Hold Still illustrates the devastating aftermath of suicide, but it also shows how insidious depression can be. Caitlin didn't know how much her friend was suffering. In fact, Caitlin admits that, at times, she found Ingrid annoying. At times, when Ingrid was silent and sad, Caitlin left her alone because she didn't know what to do or say.
The prevalence of depressive disorders in adolescents is about 11%. Yep, more than 1 in 10 teenagers, at some point in their young lives, meet criteria for this type of mood disorder. But that's all teenagers--girls and boys together. In girls, the number is 15%.
Suicidal thinking (or recurrent thoughts of death) is one of the symptoms of depression. One study of depressed teens found that 10% attempted suicide over the course of the study--and all of them were receiving treatment. Some other symptoms of depression:
- Depressed mood, including feeling sad or empty. And this isn't just occasionally--it's most of the time. In children and adolescents, it might look different--more irritability than sadness. Keep that in mind, both in real life, and if you're writing a depressed YA character.
- Diminished interest or pleasure in daily activities. And again--this is almost ALL activities, nearly EVERY DAY.
- Loss of energy
- Sleep problems (either trouble sleeping or sleeping too much) and weight loss
- Feelings of worthlessness
- Reduced ability to concentrate or make decisions
Now, Caitlin herself shows some of the symptoms listed above over the course of the story, so is she depressed? Well, no. And here's why: there's another condition that better explains her symptoms. It's called Bereavement. In other words, she's grieving, pure and simple.
Anyone looking for the latest information on treating depression in adolescents can look here. Research is ongoing, but what we know right now is that combination treatment--BOTH medication AND psychotherapy--is most effective. More effective than meds or therapy alone. We also know that long-term maintenance treatment is crucial for teens because they are very vulnerable to relapse.
There's no real mystery about what killed Ingrid. It's one of the things I love about this book. Ms. LaCour has written a story where there's no particular person or event to blame. No villain. No bullying. No trauma. Ingrid died of her illness. Although many survive and conquer depression, sometimes this disease is fatal.
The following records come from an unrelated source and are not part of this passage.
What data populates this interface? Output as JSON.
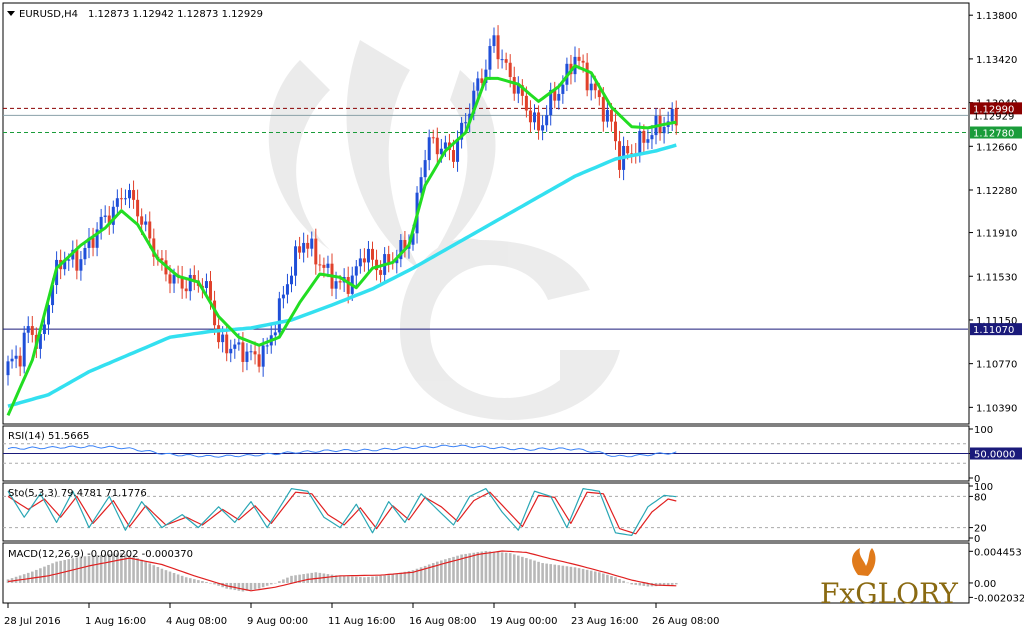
{
  "header": {
    "symbol": "EURUSD,H4",
    "ohlc": "1.12873 1.12942 1.12873 1.12929"
  },
  "brand": {
    "text": "FxGLORY"
  },
  "colors": {
    "bull": "#1f4fd8",
    "bear": "#e0412b",
    "ma_fast": "#22dd22",
    "ma_slow": "#33e0f0",
    "resistance": "#8b0000",
    "support_dashed": "#1a9c3a",
    "support_solid": "#1a1a7a",
    "rsi": "#3b82f6",
    "sto_main": "#2aa7b5",
    "sto_signal": "#e02020",
    "macd_hist": "#b8b8b8",
    "macd_signal": "#e02020"
  },
  "chart_data": [
    {
      "type": "candlestick",
      "ylim": [
        1.1028,
        1.1388
      ],
      "y_ticks": [
        "1.13800",
        "1.13420",
        "1.13040",
        "1.12660",
        "1.12280",
        "1.11910",
        "1.11530",
        "1.11150",
        "1.10770",
        "1.10390"
      ],
      "y_tick_values": [
        1.138,
        1.1342,
        1.1304,
        1.1266,
        1.1228,
        1.1191,
        1.1153,
        1.1115,
        1.1077,
        1.1039
      ],
      "x_ticks": [
        "28 Jul 2016",
        "1 Aug 16:00",
        "4 Aug 08:00",
        "9 Aug 00:00",
        "11 Aug 16:00",
        "16 Aug 08:00",
        "19 Aug 00:00",
        "23 Aug 16:00",
        "26 Aug 08:00"
      ],
      "x_tick_index": [
        0,
        20,
        40,
        60,
        80,
        100,
        120,
        140,
        160
      ],
      "levels": [
        {
          "name": "resistance",
          "value": 1.1299,
          "label": "1.12990",
          "style": "dashed"
        },
        {
          "name": "current",
          "value": 1.12929,
          "label": "1.12929",
          "style": "solid"
        },
        {
          "name": "support",
          "value": 1.1278,
          "label": "1.12780",
          "style": "dashed"
        },
        {
          "name": "support-2",
          "value": 1.1107,
          "label": "1.11070",
          "style": "solid"
        }
      ],
      "anchors": {
        "close": [
          [
            0,
            1.1075
          ],
          [
            3,
            1.1085
          ],
          [
            5,
            1.1108
          ],
          [
            8,
            1.1093
          ],
          [
            11,
            1.115
          ],
          [
            14,
            1.117
          ],
          [
            17,
            1.1165
          ],
          [
            20,
            1.118
          ],
          [
            23,
            1.12
          ],
          [
            26,
            1.121
          ],
          [
            29,
            1.1228
          ],
          [
            32,
            1.121
          ],
          [
            35,
            1.1185
          ],
          [
            38,
            1.116
          ],
          [
            41,
            1.115
          ],
          [
            44,
            1.1145
          ],
          [
            47,
            1.115
          ],
          [
            50,
            1.1135
          ],
          [
            52,
            1.1095
          ],
          [
            55,
            1.1092
          ],
          [
            58,
            1.1088
          ],
          [
            61,
            1.1082
          ],
          [
            64,
            1.109
          ],
          [
            67,
            1.1125
          ],
          [
            70,
            1.116
          ],
          [
            73,
            1.1185
          ],
          [
            76,
            1.117
          ],
          [
            79,
            1.1155
          ],
          [
            82,
            1.1145
          ],
          [
            85,
            1.115
          ],
          [
            88,
            1.1175
          ],
          [
            91,
            1.116
          ],
          [
            94,
            1.1165
          ],
          [
            97,
            1.1175
          ],
          [
            100,
            1.119
          ],
          [
            102,
            1.1245
          ],
          [
            104,
            1.127
          ],
          [
            107,
            1.1265
          ],
          [
            110,
            1.126
          ],
          [
            113,
            1.129
          ],
          [
            116,
            1.132
          ],
          [
            118,
            1.1335
          ],
          [
            120,
            1.136
          ],
          [
            122,
            1.134
          ],
          [
            125,
            1.132
          ],
          [
            128,
            1.13
          ],
          [
            131,
            1.128
          ],
          [
            134,
            1.1305
          ],
          [
            137,
            1.132
          ],
          [
            140,
            1.1345
          ],
          [
            143,
            1.1325
          ],
          [
            146,
            1.1305
          ],
          [
            149,
            1.1285
          ],
          [
            151,
            1.1255
          ],
          [
            154,
            1.1262
          ],
          [
            157,
            1.1272
          ],
          [
            160,
            1.1282
          ],
          [
            163,
            1.1287
          ],
          [
            165,
            1.1293
          ]
        ],
        "ma_fast": [
          [
            0,
            1.1032
          ],
          [
            6,
            1.108
          ],
          [
            12,
            1.116
          ],
          [
            18,
            1.118
          ],
          [
            24,
            1.1195
          ],
          [
            28,
            1.121
          ],
          [
            32,
            1.1198
          ],
          [
            37,
            1.1168
          ],
          [
            42,
            1.1153
          ],
          [
            47,
            1.1148
          ],
          [
            52,
            1.1118
          ],
          [
            57,
            1.11
          ],
          [
            62,
            1.1093
          ],
          [
            67,
            1.11
          ],
          [
            72,
            1.113
          ],
          [
            77,
            1.1155
          ],
          [
            82,
            1.1152
          ],
          [
            86,
            1.1143
          ],
          [
            90,
            1.116
          ],
          [
            95,
            1.1165
          ],
          [
            99,
            1.118
          ],
          [
            103,
            1.1232
          ],
          [
            108,
            1.1262
          ],
          [
            113,
            1.1278
          ],
          [
            118,
            1.1325
          ],
          [
            121,
            1.1325
          ],
          [
            126,
            1.132
          ],
          [
            131,
            1.1305
          ],
          [
            136,
            1.1318
          ],
          [
            140,
            1.1336
          ],
          [
            144,
            1.133
          ],
          [
            149,
            1.13
          ],
          [
            154,
            1.1283
          ],
          [
            158,
            1.1282
          ],
          [
            162,
            1.1285
          ],
          [
            165,
            1.1287
          ]
        ],
        "ma_slow": [
          [
            0,
            1.104
          ],
          [
            10,
            1.105
          ],
          [
            20,
            1.107
          ],
          [
            30,
            1.1085
          ],
          [
            40,
            1.11
          ],
          [
            50,
            1.1105
          ],
          [
            60,
            1.1108
          ],
          [
            70,
            1.1115
          ],
          [
            80,
            1.1128
          ],
          [
            90,
            1.1142
          ],
          [
            100,
            1.116
          ],
          [
            110,
            1.118
          ],
          [
            120,
            1.12
          ],
          [
            130,
            1.122
          ],
          [
            140,
            1.124
          ],
          [
            150,
            1.1255
          ],
          [
            160,
            1.1262
          ],
          [
            165,
            1.1267
          ]
        ]
      },
      "candle_count": 166
    },
    {
      "type": "line",
      "name": "RSI(14)",
      "label": "RSI(14) 51.5665",
      "ylim": [
        0,
        100
      ],
      "y_ticks": [
        "100",
        "50.0000",
        "0"
      ],
      "levels": [
        70,
        50,
        30
      ],
      "anchors": [
        [
          0,
          60
        ],
        [
          10,
          62
        ],
        [
          20,
          64
        ],
        [
          28,
          62
        ],
        [
          34,
          55
        ],
        [
          40,
          48
        ],
        [
          50,
          44
        ],
        [
          60,
          46
        ],
        [
          70,
          52
        ],
        [
          80,
          56
        ],
        [
          90,
          57
        ],
        [
          100,
          62
        ],
        [
          110,
          66
        ],
        [
          120,
          62
        ],
        [
          128,
          58
        ],
        [
          134,
          60
        ],
        [
          140,
          59
        ],
        [
          146,
          52
        ],
        [
          150,
          44
        ],
        [
          156,
          46
        ],
        [
          160,
          49
        ],
        [
          165,
          51.6
        ]
      ]
    },
    {
      "type": "line",
      "name": "Sto(5,3,3)",
      "label": "Sto(5,3,3) 79.4781 71.1776",
      "ylim": [
        0,
        100
      ],
      "y_ticks": [
        "100",
        "80",
        "20",
        "0"
      ],
      "levels": [
        80,
        20
      ],
      "main_anchors": [
        [
          0,
          90
        ],
        [
          4,
          40
        ],
        [
          8,
          85
        ],
        [
          12,
          30
        ],
        [
          16,
          90
        ],
        [
          20,
          20
        ],
        [
          25,
          80
        ],
        [
          29,
          15
        ],
        [
          33,
          70
        ],
        [
          38,
          20
        ],
        [
          43,
          45
        ],
        [
          47,
          20
        ],
        [
          52,
          60
        ],
        [
          56,
          30
        ],
        [
          60,
          70
        ],
        [
          64,
          20
        ],
        [
          70,
          95
        ],
        [
          74,
          90
        ],
        [
          78,
          40
        ],
        [
          82,
          20
        ],
        [
          86,
          65
        ],
        [
          90,
          10
        ],
        [
          94,
          70
        ],
        [
          98,
          30
        ],
        [
          102,
          85
        ],
        [
          106,
          55
        ],
        [
          110,
          25
        ],
        [
          114,
          80
        ],
        [
          118,
          95
        ],
        [
          122,
          50
        ],
        [
          126,
          15
        ],
        [
          130,
          90
        ],
        [
          134,
          80
        ],
        [
          138,
          20
        ],
        [
          142,
          95
        ],
        [
          146,
          90
        ],
        [
          150,
          10
        ],
        [
          154,
          5
        ],
        [
          158,
          60
        ],
        [
          162,
          82
        ],
        [
          165,
          79.5
        ]
      ],
      "signal_anchors": [
        [
          0,
          80
        ],
        [
          5,
          55
        ],
        [
          9,
          75
        ],
        [
          13,
          40
        ],
        [
          17,
          80
        ],
        [
          21,
          28
        ],
        [
          26,
          72
        ],
        [
          30,
          22
        ],
        [
          34,
          62
        ],
        [
          39,
          25
        ],
        [
          44,
          40
        ],
        [
          48,
          25
        ],
        [
          53,
          55
        ],
        [
          57,
          35
        ],
        [
          61,
          62
        ],
        [
          65,
          28
        ],
        [
          71,
          88
        ],
        [
          75,
          85
        ],
        [
          79,
          45
        ],
        [
          83,
          25
        ],
        [
          87,
          58
        ],
        [
          91,
          18
        ],
        [
          95,
          62
        ],
        [
          99,
          35
        ],
        [
          103,
          78
        ],
        [
          107,
          60
        ],
        [
          111,
          32
        ],
        [
          115,
          72
        ],
        [
          119,
          88
        ],
        [
          123,
          55
        ],
        [
          127,
          22
        ],
        [
          131,
          82
        ],
        [
          135,
          78
        ],
        [
          139,
          28
        ],
        [
          143,
          88
        ],
        [
          147,
          85
        ],
        [
          151,
          18
        ],
        [
          155,
          8
        ],
        [
          159,
          50
        ],
        [
          163,
          75
        ],
        [
          165,
          71.2
        ]
      ]
    },
    {
      "type": "bar",
      "name": "MACD(12,26,9)",
      "label": "MACD(12,26,9) -0.000202 -0.000370",
      "ylim": [
        -0.0024,
        0.0052
      ],
      "y_ticks": [
        "0.004453",
        "0.00",
        "-0.002032"
      ],
      "y_tick_values": [
        0.004453,
        0.0,
        -0.002032
      ],
      "hist_anchors": [
        [
          0,
          0.0005
        ],
        [
          6,
          0.0016
        ],
        [
          12,
          0.003
        ],
        [
          18,
          0.0037
        ],
        [
          24,
          0.004
        ],
        [
          28,
          0.0042
        ],
        [
          32,
          0.0035
        ],
        [
          38,
          0.002
        ],
        [
          44,
          0.0008
        ],
        [
          50,
          0.0
        ],
        [
          54,
          -0.0008
        ],
        [
          58,
          -0.0012
        ],
        [
          62,
          -0.0008
        ],
        [
          66,
          0.0
        ],
        [
          70,
          0.001
        ],
        [
          76,
          0.0015
        ],
        [
          82,
          0.001
        ],
        [
          88,
          0.0008
        ],
        [
          94,
          0.0011
        ],
        [
          100,
          0.0018
        ],
        [
          106,
          0.003
        ],
        [
          112,
          0.004
        ],
        [
          118,
          0.0045
        ],
        [
          124,
          0.0042
        ],
        [
          128,
          0.0035
        ],
        [
          132,
          0.0028
        ],
        [
          136,
          0.0025
        ],
        [
          140,
          0.0022
        ],
        [
          146,
          0.0015
        ],
        [
          150,
          0.0008
        ],
        [
          154,
          -0.0002
        ],
        [
          158,
          -0.0005
        ],
        [
          162,
          -0.0004
        ],
        [
          165,
          -0.0002
        ]
      ],
      "signal_anchors": [
        [
          0,
          0.0002
        ],
        [
          10,
          0.001
        ],
        [
          20,
          0.0024
        ],
        [
          30,
          0.0035
        ],
        [
          38,
          0.0026
        ],
        [
          46,
          0.001
        ],
        [
          54,
          -0.0004
        ],
        [
          60,
          -0.0011
        ],
        [
          66,
          -0.0006
        ],
        [
          74,
          0.0005
        ],
        [
          82,
          0.001
        ],
        [
          92,
          0.0011
        ],
        [
          100,
          0.0015
        ],
        [
          108,
          0.0028
        ],
        [
          116,
          0.004
        ],
        [
          122,
          0.0045
        ],
        [
          128,
          0.0043
        ],
        [
          134,
          0.0034
        ],
        [
          140,
          0.0026
        ],
        [
          148,
          0.0014
        ],
        [
          154,
          0.0004
        ],
        [
          160,
          -0.0003
        ],
        [
          165,
          -0.0004
        ]
      ]
    }
  ]
}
What renders Hold Still beautiful is that simplicity: it is riveting and heartrending and uplifting, but it's not painted up or overdramatized or convenient. And it's not about depression. It's about what it's like to lose a friend, someone you love, and to rebuild your life--and your identity--without that person. It's real life, heightened by the writing and the voice, the attention to detail, the idiosyncratic subtleties, the quiet, brutal tragedy of Ingrid's death, and the strength of Caitlin's love and loyalty to Ingrid and her memory.